Glowstick Green: How Music Festivals Limit Waste

It’s festival season. Crop tops leave stomachs bare to tan, live bands rock crowds of thousands on open lawns….it is a paradise of sorts. But what about the broken cups, water bottles, and utter trash that become smashed into the grass as people dance all day? More and more music festivals are shifting towards greener–and cleaner–approaches to limit the amount of waste produced over days-long jam sessions.

Celebrity-studded Southern California annual event, Coachella, has implemented a slew of new initiatives to curb waste of the 75,000 attendees. Techno tents are now powered by solar DJ booths, and cell phone charging stations are equipped with bike-powered electricity. Coachella has also partnered with Global Inheritance, a non-profit organization featuring creative ways to educate people about green awareness. Global Inheritance in previous years has hosted fun learning sessions at Coachella with interactive games like Energy See Saw with music lovers charging their phones while playing on a see-saw.
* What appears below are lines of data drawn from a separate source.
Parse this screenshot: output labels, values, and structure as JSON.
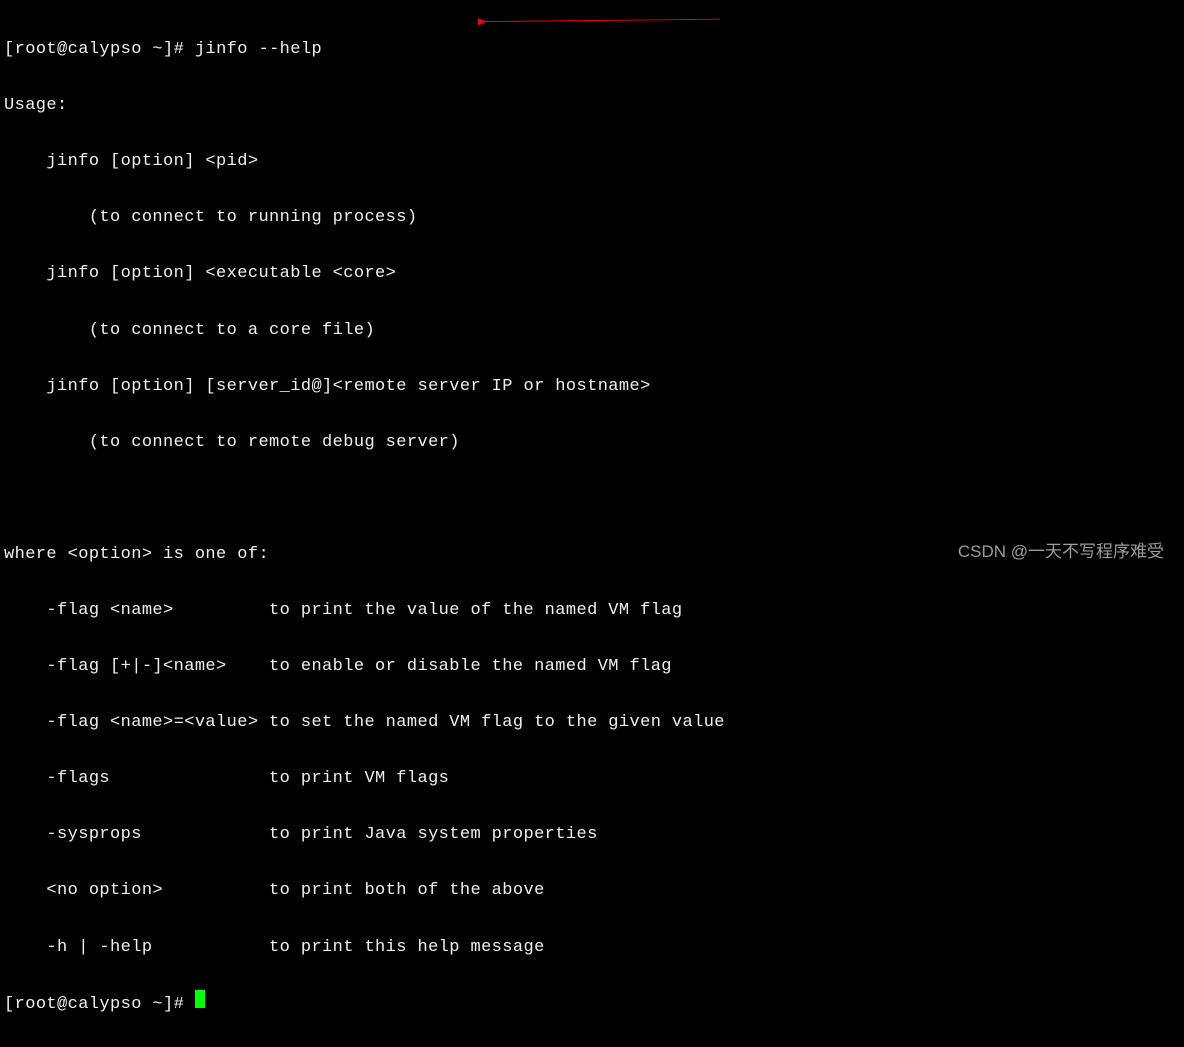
{
  "prompt1": {
    "bracket_open": "[",
    "user_host": "root@calypso ~",
    "bracket_close": "]# ",
    "command": "jinfo --help"
  },
  "usage_header": "Usage:",
  "usage_lines": [
    "    jinfo [option] <pid>",
    "        (to connect to running process)",
    "    jinfo [option] <executable <core>",
    "        (to connect to a core file)",
    "    jinfo [option] [server_id@]<remote server IP or hostname>",
    "        (to connect to remote debug server)"
  ],
  "where_header": "where <option> is one of:",
  "options": [
    "    -flag <name>         to print the value of the named VM flag",
    "    -flag [+|-]<name>    to enable or disable the named VM flag",
    "    -flag <name>=<value> to set the named VM flag to the given value",
    "    -flags               to print VM flags",
    "    -sysprops            to print Java system properties",
    "    <no option>          to print both of the above",
    "    -h | -help           to print this help message"
  ],
  "prompt2": {
    "bracket_open": "[",
    "user_host": "root@calypso ~",
    "bracket_close": "]# "
  },
  "watermark": "CSDN @一天不写程序难受"
}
The See Saw at Coachella (photo credit: www.worldtag.us)

Bonnaroo Festival in Tennessee is credited as the greenest festival in North America. The summer fest hosts carpool contests and Planet Roo, a designed waste-free area in the outdoor festival including a compost cafe, eco-friendly documentary tent, and a solar-powered performance stage. Bonnaroo has been credited as an industry leader with their Refill Revolution waste reduction measurement. “With Refill Revolution, we diverted some 60,000 cups from going to compost. That program continues to grow every year,” Laura Sohn, Bonnaroo’s Director of Sustainability, told LiveNation. “We see the impact when people come back to the festival over and over again and their behavior has changed….more people are buying the reusable beer cup, and the nonprofits are getting better responses.” Even Bonnaroo’s 2016 headliner Pearl Jam joined in on the green movement, donating a portion of their tour profits to offsetting the carbon dioxide generated from touring.

“Artists and musicians are often at the forefront of these movements,” Sohn also told LiveNation. “When a musician like Jack Johnson or a group like Pearl Jam starts requiring venues to recycle and not [sell] water bottles, it starts to trickle down. It impacts their fans and then, in turn, the fans start to demand more from [us].”

Planet Roo at Bonnaroo Festival (photo credit: www.bonnaroo.com)

Yet the green initiatives don’t just stop at American boundaries. The Glastonbury Festival, a collection of theatre, music, and comedy acts, employs over 1,000 Oxfam volunteers per year to facilitate clean efforts like water bottle recycling and education tents. Glastonbury also teams up with U.K.-based non-profit A Greener Festival to reduce carbon dioxide emissions.

The official greenest outdoor music festival is Fuji Rock in Japan. A team of volunteers confirms that nothing goes to waste, with no garbage due to reuse.

So this year, as you strap on your sandals and glow sticks, remember to reduce, reuse, and recycle. And party.

Fuji Rock attendees (photo credit: http://www.goldenjipangu.com)